8801 Oak St.
New Orleans is full of good food and good burgers but Cowbell takes the cake. We love the way it looks and feels and the staff is always friendly. In addition to burgers, their mac and cheese is to die for.
4924 Prytania St.
Amazing ice cream with unusual flavors like lavender honey, white chocolate truffled popcorn, Thai basil coconut, or Mexican hot chocolate.
2209 Magazine St.
Coffee + specialty donuts with an extensive menu. Might we suggest a Nutella Mousse donut or a Lemon Raspberry with a Vietnamese iced coffee.
601 Gallier St.
Great atmosphere and a brunch that could kill : think French toast burrito.
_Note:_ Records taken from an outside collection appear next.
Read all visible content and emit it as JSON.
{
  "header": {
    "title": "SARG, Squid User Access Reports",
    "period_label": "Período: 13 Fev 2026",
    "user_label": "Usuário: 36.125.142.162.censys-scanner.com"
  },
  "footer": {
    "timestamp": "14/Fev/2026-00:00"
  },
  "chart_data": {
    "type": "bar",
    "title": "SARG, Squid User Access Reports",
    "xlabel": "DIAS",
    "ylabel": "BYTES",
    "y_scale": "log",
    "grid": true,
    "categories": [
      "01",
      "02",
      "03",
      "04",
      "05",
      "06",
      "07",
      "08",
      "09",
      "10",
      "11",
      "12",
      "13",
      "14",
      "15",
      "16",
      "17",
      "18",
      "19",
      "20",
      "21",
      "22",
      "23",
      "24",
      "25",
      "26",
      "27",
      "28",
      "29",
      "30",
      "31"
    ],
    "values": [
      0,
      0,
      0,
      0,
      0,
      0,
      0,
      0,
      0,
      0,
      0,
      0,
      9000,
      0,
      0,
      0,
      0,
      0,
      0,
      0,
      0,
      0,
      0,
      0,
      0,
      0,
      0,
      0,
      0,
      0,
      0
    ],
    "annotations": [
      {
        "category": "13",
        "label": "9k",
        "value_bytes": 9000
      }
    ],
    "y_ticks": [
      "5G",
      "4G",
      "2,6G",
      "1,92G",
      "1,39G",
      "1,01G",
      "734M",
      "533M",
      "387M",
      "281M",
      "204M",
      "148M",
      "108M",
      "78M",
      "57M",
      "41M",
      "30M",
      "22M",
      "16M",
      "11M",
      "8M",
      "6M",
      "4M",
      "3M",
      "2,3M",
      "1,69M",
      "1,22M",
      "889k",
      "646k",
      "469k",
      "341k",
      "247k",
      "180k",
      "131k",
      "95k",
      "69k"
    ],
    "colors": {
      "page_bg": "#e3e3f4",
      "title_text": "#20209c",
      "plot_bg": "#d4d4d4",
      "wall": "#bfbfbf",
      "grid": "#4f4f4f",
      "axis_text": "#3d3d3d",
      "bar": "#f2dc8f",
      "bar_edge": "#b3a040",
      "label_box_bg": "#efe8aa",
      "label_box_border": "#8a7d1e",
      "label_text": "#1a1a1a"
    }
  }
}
And let us all (non-vegetarians) take a moment of silence for praline bacon which is a next level experience.
821 Baronne St.
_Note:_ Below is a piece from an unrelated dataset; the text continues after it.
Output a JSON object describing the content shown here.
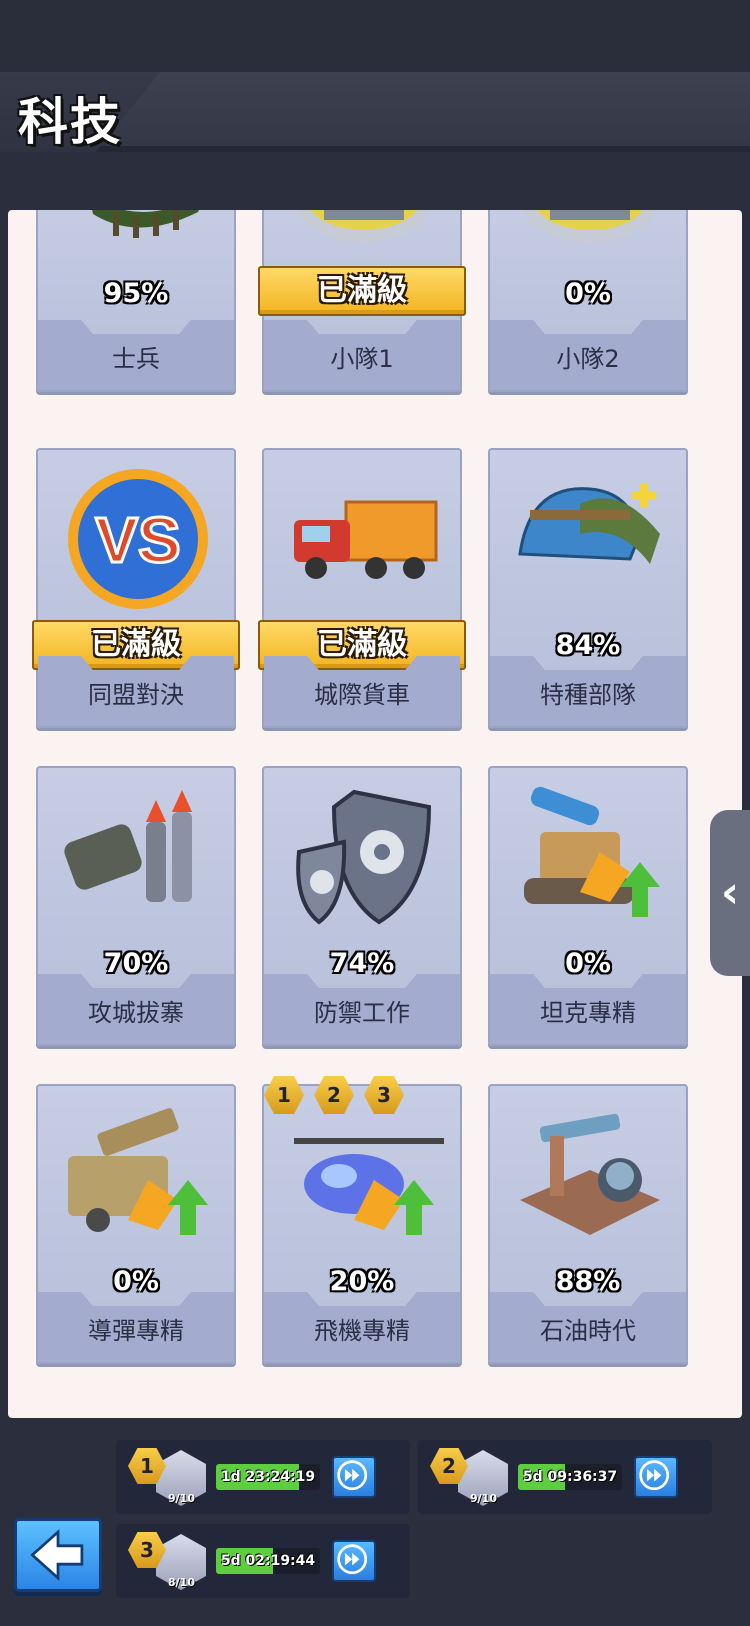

If you’re looking for an excellent espresso that will knock your socks off but the barista won’t make you feel dumb for not knowing that your Ethiopian bean is lemony and acidic, then this is your place. Also a spot to get some work done if you're looking to stay for awhile.
3162 Dauphine St.
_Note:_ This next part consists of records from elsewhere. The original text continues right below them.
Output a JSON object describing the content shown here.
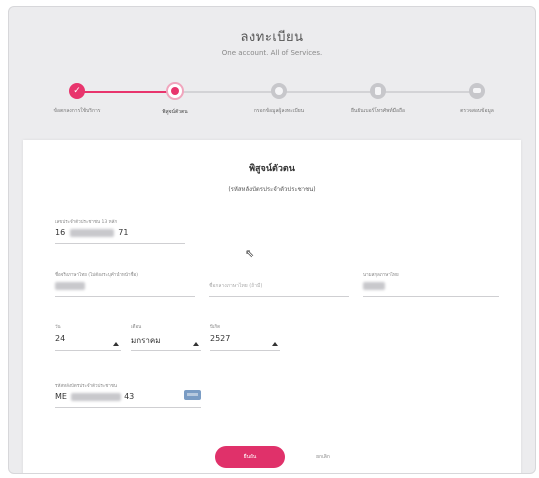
{
  "header": {
    "title": "ลงทะเบียน",
    "subtitle": "One account. All of Services."
  },
  "steps": [
    {
      "label": "ข้อตกลงการใช้บริการ",
      "state": "done"
    },
    {
      "label": "พิสูจน์ตัวตน",
      "state": "current"
    },
    {
      "label": "กรอกข้อมูลผู้ลงทะเบียน",
      "state": "pending"
    },
    {
      "label": "ยืนยันเบอร์โทรศัพท์มือถือ",
      "state": "pending"
    },
    {
      "label": "ตรวจสอบข้อมูล",
      "state": "pending"
    }
  ],
  "form": {
    "title": "พิสูจน์ตัวตน",
    "subtitle": "(รหัสหลังบัตรประจำตัวประชาชน)",
    "id_number": {
      "label": "เลขประจำตัวประชาชน 13 หลัก",
      "prefix": "16",
      "suffix": "71"
    },
    "first_name": {
      "label": "ชื่อจริงภาษาไทย (ไม่ต้องระบุคำนำหน้าชื่อ)"
    },
    "middle_name": {
      "placeholder": "ชื่อกลางภาษาไทย (ถ้ามี)"
    },
    "last_name": {
      "label": "นามสกุลภาษาไทย"
    },
    "birth_day": {
      "label": "วัน",
      "value": "24"
    },
    "birth_month": {
      "label": "เดือน",
      "value": "มกราคม"
    },
    "birth_year": {
      "label": "ปีเกิด",
      "value": "2527"
    },
    "laser_code": {
      "label": "รหัสหลังบัตรประจำตัวประชาชน",
      "prefix": "ME",
      "suffix": "43"
    },
    "confirm_label": "ยืนยัน",
    "cancel_label": "ยกเลิก"
  },
  "colors": {
    "accent": "#e0316a",
    "step_pending": "#c7c7cb",
    "background": "#ececee"
  },
  "icons": {
    "done": "check-icon",
    "pending": "form-icon",
    "cursor": "mouse-pointer-icon"
  }
}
Quirky but cozy, Oxalis whips up a mean cocktail. There’s also a full menu and inside/outside spaces (plus a great happy hour).
Plum Street Snoball
1300 Burdette St.
You can’t do New Orleans without getting a snowball and this is where you want to go. Served in Chinese takeout carriers and with lots of flavor options, the line is usually pretty long but this snowball is worth the wait.
2381 St. Claude Ave.
A food hall/market place, Saint Roch hosts multiple vendors within its walls. Cocktails, coffee, seafood, crepes, juice, and other foods are all housed under one roof, with plenty of seating. If you’re with a group of friends that can’t decide what to eat, take them here and everyone will leave happy.
Art, Culture, Outdoors
510 O’Keefe Ave.
A large theatre built in 1906, The Civic is a great spot to catch a show — coming up on their roster this month are Andrew Bird, Local Natives, The Head and The Heart, and Animal Collective.
1008 N. Peters St.
A beautiful and expansive park on the waterfront. Only a few years old, Crescent Park has sidewalks, track, picnic tables and a wharf; this is a great hang spot when you want to be outside.
“The Fly” at Audubon Park
Located behind the Audubon Zoo and next to the Mississippi River, this is a great place to meet up with your friends outside for a picnic or Frisbee game.
The oldest neighborhood in the city, the French Quarter has a spirit of its own. Featured in TV shows and movies, the beauty of the French and Spanish architecture of New Orleans is clearly visible; well worth a stroll!
Frenchman Art Market
619 Frenchmen St.
A nighttime outdoor marketplace with artists of all different mediums including potters, jewelry makers, metal workers, and more. The artists change depending on the night but no matter what night of the week, you’re guaranteed to stumble onto something interesting.
4920 Freret St.
A go-to spot for live music, Gasa Gasa books great shows and has good vibes all around.
New Orleans Museum of Art
1 Collins Diboll Cir.
The oldest art museum in New Orleans, “NOMA” as the locals call it, typically features cool exhibits covering a range of time periods and art styles/mediums. Their collection is noted for its strengths in French and American art and it reflects the individuality of the city that it is in.
New Orleans Pharmacy Museum
514 Chartres St.
An early 1800s apothecary-turned-museum portrays unexpected beauty in the ordinary and extraordinary. Definitely worth a trip (and an Instagram).
Ogden Museum of Southern Art
925 Camp St.
Here you will find the largest collection of Southern Art in the world. Ogden seeks to expand people’s ideas of art in the South and they do just that with rotating exhibitions and other programs.
One Eyed Jacks
615 Toulouse St.
A music venue that hosts concerts, burlesque, and comedy shows. Plus a wide wide variety of music shows from punk rock to DJ’s to 80’s dance parties; bizarre in the best way and a really fun place.
“Don't you just love those long rainy afternoons in New Orleans when an hour isn't just an hour - but a little piece of eternity dropped into your hands - and who knows what to do with it?” – Tennessee Williams, A Streetcar Named Desire